or browse/search using MarkMail.


Help: OASIS Mailing Lists Help | MarkMail Help

office message

[Date Prev] | [Thread Prev] | [Thread Next] | [Date Next] -- [Date Index] | [Thread Index] | [List Home]

Subject: Re: [office] YEARFRAC information

On Mon, 2008-05-19 at 08:43 -0400, David A. Wheeler wrote:
> I've published detailed information on YEARFRAC, including
> a detailed definition that matches what Excel _actually_ does
> instead of what OOXML says (they are incompatible):
> http://www.dwheeler.com/yearfrac/excel-ooxml-yearfrac.pdf
> http://www.dwheeler.com/yearfrac/excel-ooxml-yearfrac.odt
> We now need to decide what to do with OpenFormula; this affects
> 26 functions.  The 'obvious' answer is to use the definitions that
> are actually compatible with Excel, since there are far more Excel
> .docx spreadsheets than OOXML spreadsheets
> (to my knowledge, there are no OOXML spreadsheet documents).
> If OOXML decides to stay with their incompatible basis
> definitions, we could assign new basis values for
> those algorithms, so we could handle both OOXML and .docx.
> We could assign basis values 16..31 as meaning "the same as
> OOXML basis 0..15"; I think we can appeal to the definition of an
> external specification if it's a standard :-).  I suggest these
> be optional.

I think we should clearly use the definitions that are actually
compatible with Excel (and use the same base numbers as Excel). 

I also think that we are already assigning basis values 16 to 31 to the
algorithms currently given in OOXML, but make their implementation
optional. (I do not think we should refer to the external specification
since implementation of OpenFormula compatible programs should not
depend on possible change in such an external specification.) Since
OOXML has been approved as a standard I think it is reasonable to assume
that the current OOXML is final (and that any future changes in that
specification does not conflict with the current specs.)

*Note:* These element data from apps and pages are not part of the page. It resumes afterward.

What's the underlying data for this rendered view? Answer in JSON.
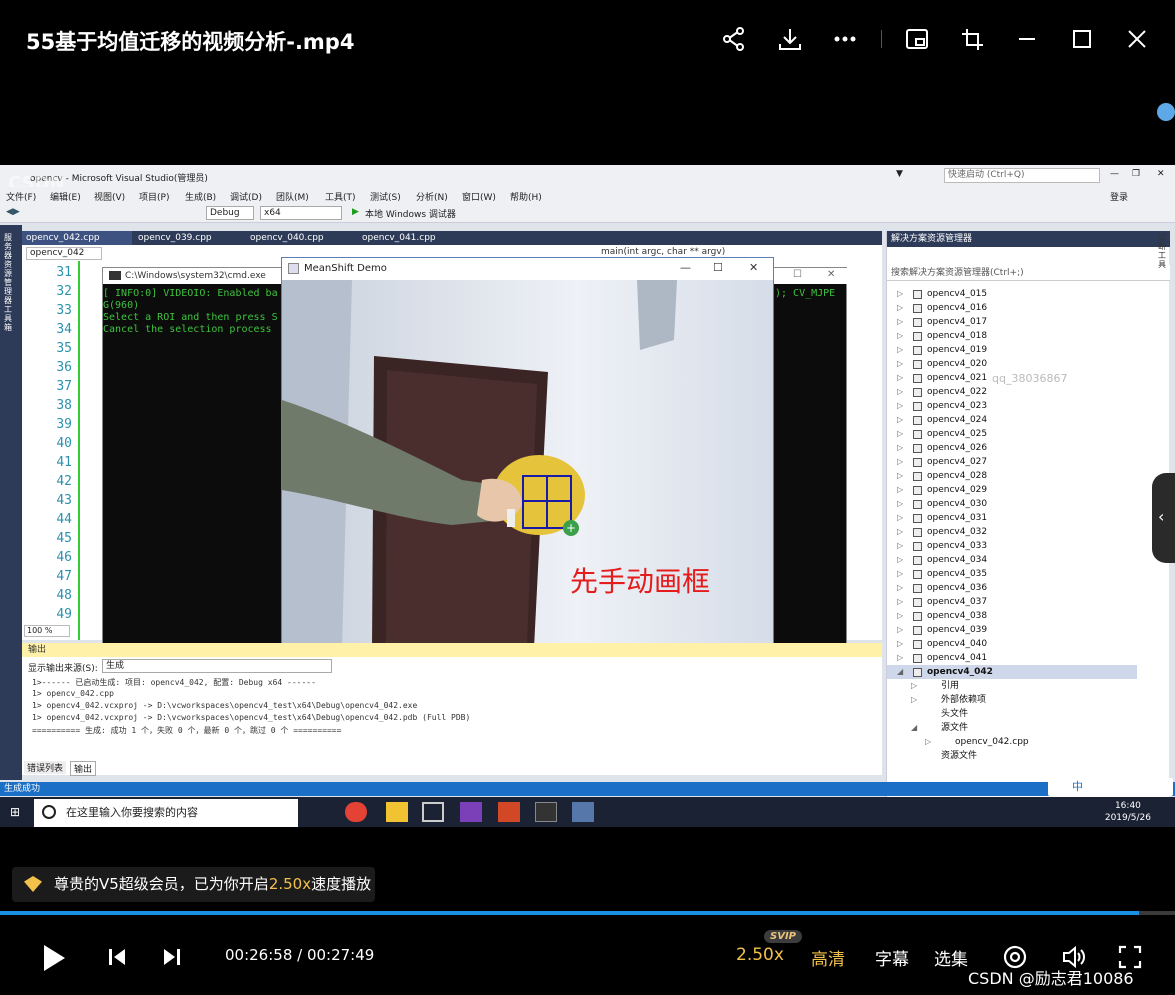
{
  "player": {
    "title": "55基于均值迁移的视频分析-.mp4",
    "vip_prefix": "尊贵的V5超级会员，已为你开启",
    "vip_speed": "2.50x",
    "vip_suffix": "速度播放",
    "time": "00:26:58 / 00:27:49",
    "progress": 0.969,
    "speed": "2.50x",
    "svip_badge": "SVIP",
    "quality": "高清",
    "subtitles": "字幕",
    "episodes": "选集",
    "watermark": "CSDN @励志君10086",
    "icons": [
      "share-icon",
      "download-icon",
      "more-icon",
      "pip-icon",
      "crop-icon",
      "minimize-icon",
      "maximize-icon",
      "close-icon",
      "play-icon",
      "prev-icon",
      "next-icon",
      "target-icon",
      "volume-icon",
      "fullscreen-icon"
    ]
  },
  "vs": {
    "title": "opencv - Microsoft Visual Studio(管理员)",
    "quick_launch": "快速启动 (Ctrl+Q)",
    "login": "登录",
    "menu": [
      "文件(F)",
      "编辑(E)",
      "视图(V)",
      "项目(P)",
      "生成(B)",
      "调试(D)",
      "团队(M)",
      "工具(T)",
      "测试(S)",
      "分析(N)",
      "窗口(W)",
      "帮助(H)"
    ],
    "config": "Debug",
    "platform": "x64",
    "run_label": "本地 Windows 调试器",
    "tabs": [
      "opencv_042.cpp",
      "opencv_039.cpp",
      "opencv_040.cpp",
      "opencv_041.cpp"
    ],
    "scope": "opencv_042",
    "func": "main(int argc, char ** argv)",
    "line_numbers": [
      "31",
      "32",
      "33",
      "34",
      "35",
      "36",
      "37",
      "38",
      "39",
      "40",
      "41",
      "42",
      "43",
      "44",
      "45",
      "46",
      "47",
      "48",
      "49"
    ],
    "zoom": "100 %",
    "cmd_title": "C:\\Windows\\system32\\cmd.exe",
    "cmd_lines": [
      "[ INFO:0] VIDEOIO: Enabled ba",
      "G(960)",
      "Select a ROI and then press S",
      "Cancel the selection process"
    ],
    "cmd_tail": "); CV_MJPE",
    "meanshift_title": "MeanShift Demo",
    "caption": "先手动画框",
    "output_title": "输出",
    "output_source_label": "显示输出来源(S):",
    "output_source": "生成",
    "output_lines": [
      "1>------ 已启动生成: 项目: opencv4_042, 配置: Debug x64 ------",
      "1>  opencv_042.cpp",
      "1>  opencv4_042.vcxproj -> D:\\vcworkspaces\\opencv4_test\\x64\\Debug\\opencv4_042.exe",
      "1>  opencv4_042.vcxproj -> D:\\vcworkspaces\\opencv4_test\\x64\\Debug\\opencv4_042.pdb (Full PDB)",
      "========== 生成: 成功 1 个，失败 0 个，最新 0 个，跳过 0 个 =========="
    ],
    "bottom_tabs": [
      "错误列表",
      "输出"
    ],
    "solution_title": "解决方案资源管理器",
    "solution_search": "搜索解决方案资源管理器(Ctrl+;)",
    "solution_items": [
      "opencv4_015",
      "opencv4_016",
      "opencv4_017",
      "opencv4_018",
      "opencv4_019",
      "opencv4_020",
      "opencv4_021",
      "opencv4_022",
      "opencv4_023",
      "opencv4_024",
      "opencv4_025",
      "opencv4_026",
      "opencv4_027",
      "opencv4_028",
      "opencv4_029",
      "opencv4_030",
      "opencv4_031",
      "opencv4_032",
      "opencv4_033",
      "opencv4_034",
      "opencv4_035",
      "opencv4_036",
      "opencv4_037",
      "opencv4_038",
      "opencv4_039",
      "opencv4_040",
      "opencv4_041",
      "opencv4_042"
    ],
    "solution_children": [
      "引用",
      "外部依赖项",
      "头文件",
      "源文件",
      "opencv_042.cpp",
      "资源文件"
    ],
    "qq_watermark": "qq_38036867",
    "status": "生成成功",
    "side_tabs": "服务器资源管理器 工具箱",
    "right_side_tab": "诊断工具"
  },
  "taskbar": {
    "search_placeholder": "在这里输入你要搜索的内容",
    "time": "16:40",
    "date": "2019/5/26",
    "ime": "中"
  },
  "overlay": {
    "csdn_logo": "CSDN"
  }
}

"Liberty consists less in acting according to
one's own pleasure, than in not being subject 
to the will and pleasure of other people. It 
consists also in our not subjecting the wills 
of other people to our own."  Rousseau

Prof. Dr. Andreas J. Guelzow
Dept. of Mathematical & Computing Sciences
Concordia University College of Alberta

[Date Prev] | [Thread Prev] | [Thread Next] | [Date Next] -- [Date Index] | [Thread Index] | [List Home]